From their company’s motto, “we make it better in America,” to NTI’s rise from humble beginnings, the Harrington’s represent everything great about American entrepreneurial spirit, so much so that National Technologies Inc., was named the 2012 Jeffrey Butland Wisconsin Family Owned Business of the Year by the Small Business Administration.
The story of how NTI reached this plateau is one of hard work and determination.
Starting from scratch in the back of an old garage more than 50 years ago, Robert Harrington and later his son and current president Thomas Harrington built up their Milwaukee-area company from a fledgling startup to a competitive, innovative company that had $20 million in sales in 2011.
“We started from nothing because that’s what we had,” owner Tom Harrington said with a laugh.
Harrington began working at his dad’s shop after school at the age of 12, back when the machines were still equipped with leather belts and broke down quite frequently. However, the company has come a long way since then.
Despite being in the economically combative machine parts manufacturing industry, National Technologies has consistently grown year-in and year-out since its founding in 1959. With the help of the Small Business Administration and its 504-loan program, NTI recently expanded and upgraded its manufacturing location.
“For us to be competitive we have to be very, very good at what we do,” he said.
National Technologies supplies equipment and components to a variety of businesses, including corporate powerhouses like Caterpillar, John Deere and Waukesha Engine. While NTI did not escape the confines of the global recession of 2008-2009, it has increased the number of its full-time employees from a low of 61 just a few years ago to about 160 today.
National Technologies has been family run since its inception in 1959. The company’s two lead engineers started as floor machinists decades ago, highlighting NTI’s commitment to its employees.
Currently, the third-generation of Harringtons' is incorporating an aggressive marketing strategy that has led to a doubling of sales over the past three years. The company continues to invest in itself, retraining its employees and spending roughly $500,000 each year on improvements to its manufacturing facility.
NTI has been recognized by the community for numerous awards, including being named a “Top Place to Work” in 2010 by the Milwaukee Journal Sentinel, and included in the “Future 50” list for fastest growing companies by the Metropolitan Milwaukee Association of Commerce.

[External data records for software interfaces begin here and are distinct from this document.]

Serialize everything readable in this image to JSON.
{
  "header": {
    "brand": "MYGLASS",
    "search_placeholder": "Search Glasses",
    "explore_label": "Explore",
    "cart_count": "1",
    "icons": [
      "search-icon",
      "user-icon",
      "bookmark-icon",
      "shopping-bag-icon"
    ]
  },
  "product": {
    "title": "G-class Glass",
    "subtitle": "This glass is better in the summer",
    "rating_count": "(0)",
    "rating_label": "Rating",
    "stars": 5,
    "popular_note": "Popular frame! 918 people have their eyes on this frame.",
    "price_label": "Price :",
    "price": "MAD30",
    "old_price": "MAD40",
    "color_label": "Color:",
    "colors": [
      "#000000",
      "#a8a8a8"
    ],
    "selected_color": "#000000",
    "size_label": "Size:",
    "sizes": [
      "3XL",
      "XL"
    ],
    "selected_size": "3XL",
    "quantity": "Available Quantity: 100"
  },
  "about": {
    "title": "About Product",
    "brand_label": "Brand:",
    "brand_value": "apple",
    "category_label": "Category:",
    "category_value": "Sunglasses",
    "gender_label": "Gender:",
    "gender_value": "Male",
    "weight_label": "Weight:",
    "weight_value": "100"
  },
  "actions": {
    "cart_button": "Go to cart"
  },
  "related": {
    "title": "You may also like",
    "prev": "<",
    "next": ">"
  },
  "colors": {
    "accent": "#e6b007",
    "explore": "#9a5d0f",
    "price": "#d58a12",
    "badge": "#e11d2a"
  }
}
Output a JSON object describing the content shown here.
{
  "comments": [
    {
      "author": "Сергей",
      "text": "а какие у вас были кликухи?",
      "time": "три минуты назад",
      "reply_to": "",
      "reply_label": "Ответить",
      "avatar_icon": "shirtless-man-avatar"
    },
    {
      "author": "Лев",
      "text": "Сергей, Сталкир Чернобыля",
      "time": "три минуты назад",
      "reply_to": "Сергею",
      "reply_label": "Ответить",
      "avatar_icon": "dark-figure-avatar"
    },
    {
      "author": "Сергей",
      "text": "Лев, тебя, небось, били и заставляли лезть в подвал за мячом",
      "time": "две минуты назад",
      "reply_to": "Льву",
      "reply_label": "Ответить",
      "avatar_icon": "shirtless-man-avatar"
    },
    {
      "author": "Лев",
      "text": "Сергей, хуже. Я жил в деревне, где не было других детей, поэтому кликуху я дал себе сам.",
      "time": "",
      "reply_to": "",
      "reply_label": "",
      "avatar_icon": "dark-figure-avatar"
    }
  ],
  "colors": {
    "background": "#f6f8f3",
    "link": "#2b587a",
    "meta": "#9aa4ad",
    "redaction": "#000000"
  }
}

The MMAC is probably spot on its analysis of National Technologies, as it has increased the size of its manufacturing facility 200% in the past couple years, from 40,000 sq. ft. to a 120,000 sq. ft. state-of-art factory, thanks in part to the SBA’s 504 program. This has led to dozens of new jobs being created in the Milwaukee area.
National Technologies continues to attract new business, improve its facilities and train its employees, something Tom is sure his father would have been happy to see.
“He’d be proud if he could see us today,” Tom said.